At-risk marine biodiversity faces extensive, expanding, and intensifying human impacts

See allHide authors and affiliations

Science  02 Apr 2021:
Vol. 372, Issue 6537, pp. 84-87
DOI: 10.1126/science.abe6731

You are currently viewing the abstract.

View Full Text

Log in to view the full text

Log in through your institution

Log in through your institution

An ever-growing human footprint

Human activities are increasingly affecting the marine environment but understanding how much and in what ways is an extreme challenge given the vastness of this system. O'Hara et al. looked at a suite of human-induced stressors on >1000 marine species over the course of 13 years. They found that species are experiencing increasing levels of stress over more than half of their ranges, with some species having an even higher proportion of their ranges affected. Fishing has the largest impact, but other stressors, such as climate change, are also important and growing.

Science, this issue p. 84
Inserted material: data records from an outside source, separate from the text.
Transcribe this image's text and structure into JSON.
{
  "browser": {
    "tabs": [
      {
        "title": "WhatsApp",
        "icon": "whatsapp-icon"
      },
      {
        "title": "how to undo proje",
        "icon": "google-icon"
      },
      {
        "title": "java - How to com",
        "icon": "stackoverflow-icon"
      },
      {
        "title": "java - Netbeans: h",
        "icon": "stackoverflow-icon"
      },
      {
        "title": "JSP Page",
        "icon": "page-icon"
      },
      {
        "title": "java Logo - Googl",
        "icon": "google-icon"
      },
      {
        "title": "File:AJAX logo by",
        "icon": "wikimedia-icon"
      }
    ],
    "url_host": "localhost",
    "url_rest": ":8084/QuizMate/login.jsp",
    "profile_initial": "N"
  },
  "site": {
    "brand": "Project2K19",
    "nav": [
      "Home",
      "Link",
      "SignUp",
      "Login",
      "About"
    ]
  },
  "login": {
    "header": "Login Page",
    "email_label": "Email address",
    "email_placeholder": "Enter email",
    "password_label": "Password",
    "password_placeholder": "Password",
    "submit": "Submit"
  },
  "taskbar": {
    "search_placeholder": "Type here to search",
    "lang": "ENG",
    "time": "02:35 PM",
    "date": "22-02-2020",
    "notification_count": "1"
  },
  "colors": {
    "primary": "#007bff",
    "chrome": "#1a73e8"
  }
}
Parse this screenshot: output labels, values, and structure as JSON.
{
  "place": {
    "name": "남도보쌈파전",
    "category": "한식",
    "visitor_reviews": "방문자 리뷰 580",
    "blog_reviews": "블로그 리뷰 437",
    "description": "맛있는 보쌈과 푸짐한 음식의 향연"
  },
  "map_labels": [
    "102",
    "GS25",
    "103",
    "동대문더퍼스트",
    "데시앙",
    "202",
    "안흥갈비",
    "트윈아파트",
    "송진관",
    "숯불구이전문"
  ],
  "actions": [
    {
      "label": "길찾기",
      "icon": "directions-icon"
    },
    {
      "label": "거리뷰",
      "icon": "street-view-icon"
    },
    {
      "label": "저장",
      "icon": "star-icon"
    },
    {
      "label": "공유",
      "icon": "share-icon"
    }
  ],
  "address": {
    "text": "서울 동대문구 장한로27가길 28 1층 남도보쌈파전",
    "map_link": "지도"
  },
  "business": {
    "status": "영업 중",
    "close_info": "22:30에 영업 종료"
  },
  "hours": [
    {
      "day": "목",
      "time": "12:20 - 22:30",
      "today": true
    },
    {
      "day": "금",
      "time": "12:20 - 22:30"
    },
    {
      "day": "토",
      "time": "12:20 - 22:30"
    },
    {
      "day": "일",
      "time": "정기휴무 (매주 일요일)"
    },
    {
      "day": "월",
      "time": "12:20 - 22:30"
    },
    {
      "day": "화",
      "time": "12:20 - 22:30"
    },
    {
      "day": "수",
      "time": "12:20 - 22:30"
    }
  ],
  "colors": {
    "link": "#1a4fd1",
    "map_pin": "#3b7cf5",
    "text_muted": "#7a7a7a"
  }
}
Human activities and climate change threaten marine biodiversity worldwide, though sensitivity to these stressors varies considerably by species and taxonomic group. Mapping the spatial distribution of 14 anthropogenic stressors from 2003 to 2013 onto the ranges of 1271 at-risk marine species sensitive to them, we found that, on average, species faced potential impacts across 57% of their ranges, that this footprint expanded over time, and that the impacts intensified across 37% of their ranges. Although fishing activity dominated the footprint of impacts in national waters, climate stressors drove the expansion and intensification of impacts. Mitigating impacts on at-risk biodiversity is critical to supporting resilient marine ecosystems, and identifying the co-occurrence of impacts across multiple taxonomic groups highlights opportunities to amplify the benefits of conservation management.

View Full Text

Stay Connected to Science